- **EXERCISE DETAILS**
Scan the records for "previsao". Report each line that includes it.

- **INFORMATION GIVEN**
☆ ☆ ☆ ☆

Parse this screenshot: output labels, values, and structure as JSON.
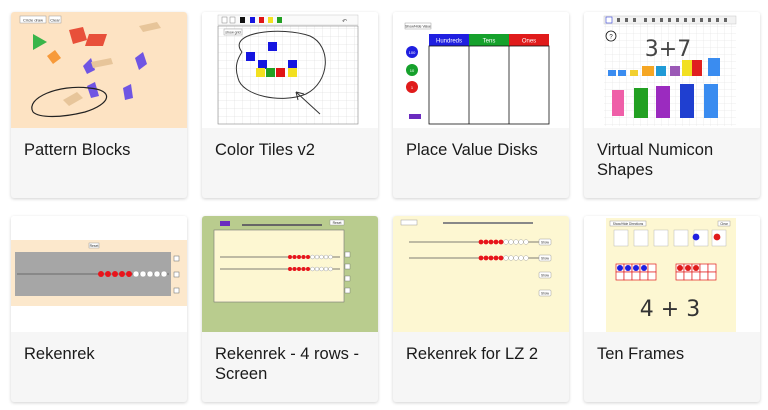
{
  "cards": [
    {
      "title": "Pattern Blocks",
      "thumb_labels": [
        "Circle draw",
        "Clear"
      ]
    },
    {
      "title": "Color Tiles v2",
      "thumb_labels": [
        "show grid"
      ]
    },
    {
      "title": "Place Value Disks",
      "thumb_labels": [
        "Show/Hide Value",
        "Hundreds",
        "Tens",
        "Ones",
        "100",
        "10",
        "1"
      ]
    },
    {
      "title": "Virtual Numicon Shapes",
      "thumb_labels": [
        "3+7",
        "?"
      ]
    },
    {
      "title": "Rekenrek",
      "thumb_labels": [
        "Reset"
      ]
    },
    {
      "title": "Rekenrek - 4 rows - Screen",
      "thumb_labels": [
        "Reset"
      ]
    },
    {
      "title": "Rekenrek for LZ 2",
      "thumb_labels": [
        "Show",
        "Show",
        "Show",
        "Show"
      ]
    },
    {
      "title": "Ten Frames",
      "thumb_labels": [
        "Show/Hide Directions",
        "Clear",
        "4 + 3"
      ]
    }
  ],
  "colors": {
    "card_bg": "#f6f6f6",
    "pattern_bg": "#fde3c3",
    "rekenrek_bg": "#fce8cc",
    "lz_bg": "#fdf7d2",
    "screen_green": "#b9cc8e",
    "bead_red": "#e8141b",
    "hundreds": "#1f1fe0",
    "tens": "#16a12c",
    "ones": "#e01b1b"
  }
}
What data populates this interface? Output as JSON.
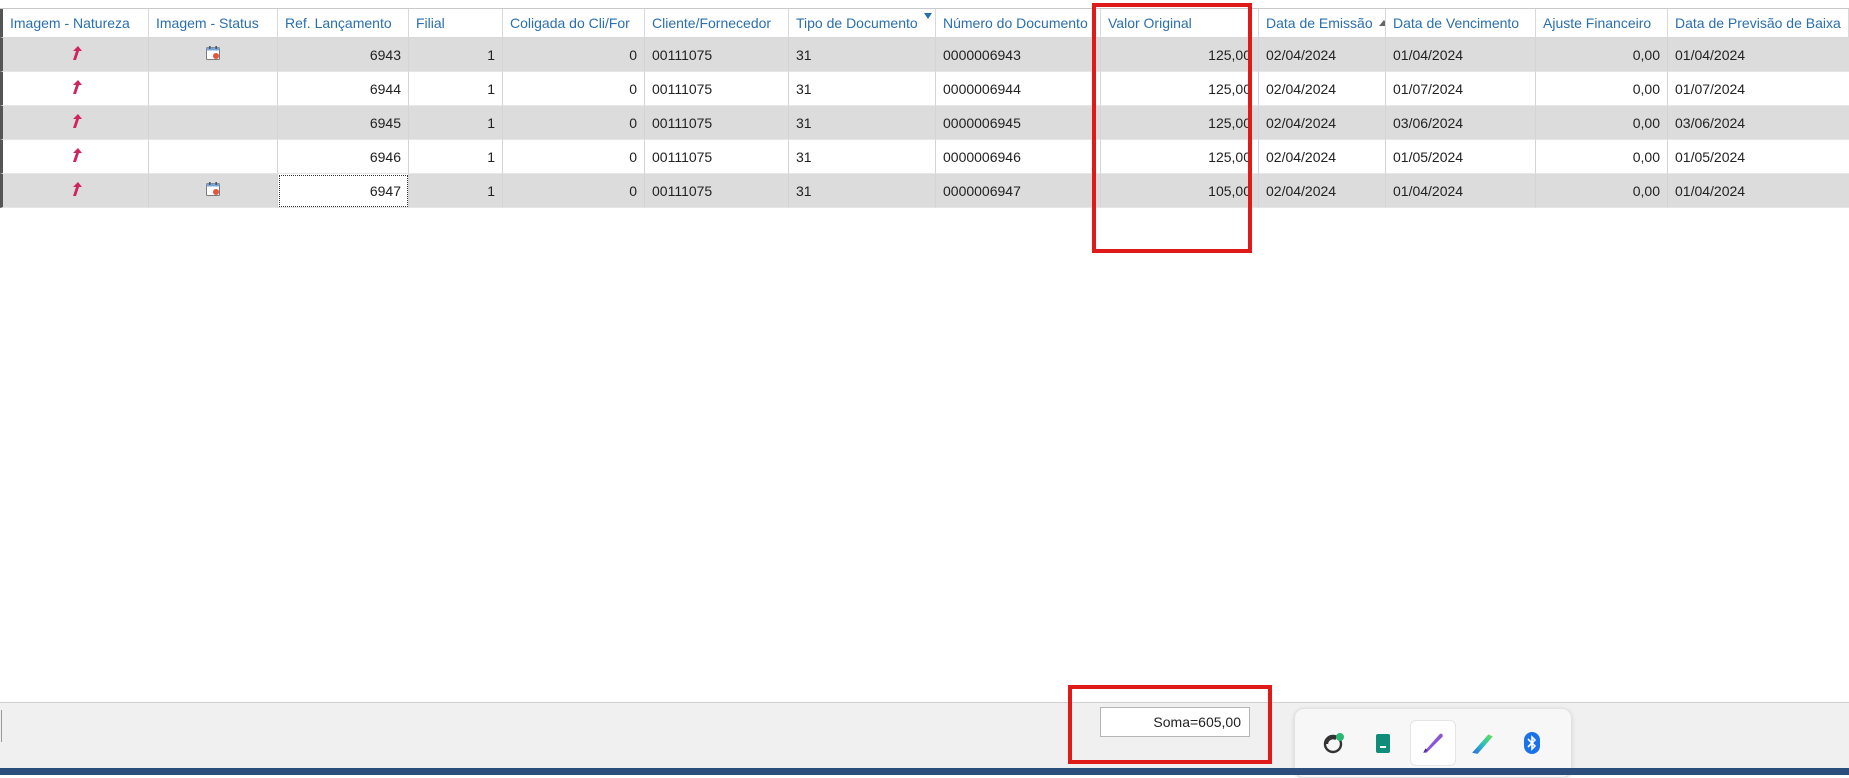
{
  "table": {
    "headers": [
      "Imagem - Natureza",
      "Imagem - Status",
      "Ref. Lançamento",
      "Filial",
      "Coligada do Cli/For",
      "Cliente/Fornecedor",
      "Tipo de Documento",
      "Número do Documento",
      "Valor Original",
      "Data de Emissão",
      "Data de Vencimento",
      "Ajuste Financeiro",
      "Data de Previsão de Baixa"
    ],
    "sorted_column": "Data de Emissão",
    "sort_direction": "ascending",
    "filtered_column": "Tipo de Documento",
    "rows": [
      {
        "natureza_icon": "up-arrow-icon",
        "status_icon": "calendar-icon",
        "ref": "6943",
        "filial": "1",
        "coligada": "0",
        "cliente": "00111075",
        "tipo": "31",
        "numero": "0000006943",
        "valor": "125,00",
        "emissao": "02/04/2024",
        "vencimento": "01/04/2024",
        "ajuste": "0,00",
        "previsao": "01/04/2024"
      },
      {
        "natureza_icon": "up-arrow-icon",
        "status_icon": "",
        "ref": "6944",
        "filial": "1",
        "coligada": "0",
        "cliente": "00111075",
        "tipo": "31",
        "numero": "0000006944",
        "valor": "125,00",
        "emissao": "02/04/2024",
        "vencimento": "01/07/2024",
        "ajuste": "0,00",
        "previsao": "01/07/2024"
      },
      {
        "natureza_icon": "up-arrow-icon",
        "status_icon": "",
        "ref": "6945",
        "filial": "1",
        "coligada": "0",
        "cliente": "00111075",
        "tipo": "31",
        "numero": "0000006945",
        "valor": "125,00",
        "emissao": "02/04/2024",
        "vencimento": "03/06/2024",
        "ajuste": "0,00",
        "previsao": "03/06/2024"
      },
      {
        "natureza_icon": "up-arrow-icon",
        "status_icon": "",
        "ref": "6946",
        "filial": "1",
        "coligada": "0",
        "cliente": "00111075",
        "tipo": "31",
        "numero": "0000006946",
        "valor": "125,00",
        "emissao": "02/04/2024",
        "vencimento": "01/05/2024",
        "ajuste": "0,00",
        "previsao": "01/05/2024"
      },
      {
        "natureza_icon": "up-arrow-icon",
        "status_icon": "calendar-icon",
        "ref": "6947",
        "filial": "1",
        "coligada": "0",
        "cliente": "00111075",
        "tipo": "31",
        "numero": "0000006947",
        "valor": "105,00",
        "emissao": "02/04/2024",
        "vencimento": "01/04/2024",
        "ajuste": "0,00",
        "previsao": "01/04/2024"
      }
    ],
    "focused_row": 4,
    "focused_field": "ref"
  },
  "footer": {
    "sum_text": "Soma=605,00"
  },
  "tray": {
    "icons": [
      "sync-icon",
      "notebook-icon",
      "pen-icon",
      "stylus-icon",
      "bluetooth-icon"
    ],
    "active_icon": "pen-icon"
  },
  "colors": {
    "header_text": "#2a6fb0",
    "highlight": "#e01919",
    "row_alt": "#dcdcdc",
    "natureza_arrow": "#d0245e",
    "taskbar": "#2b4e7d"
  }
}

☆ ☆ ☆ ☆

- **TASK RESPONSE**
        "previsao": "01/04/2024"
        "previsao": "01/07/2024"
        "previsao": "03/06/2024"
        "previsao": "01/05/2024"
        "previsao": "01/04/2024"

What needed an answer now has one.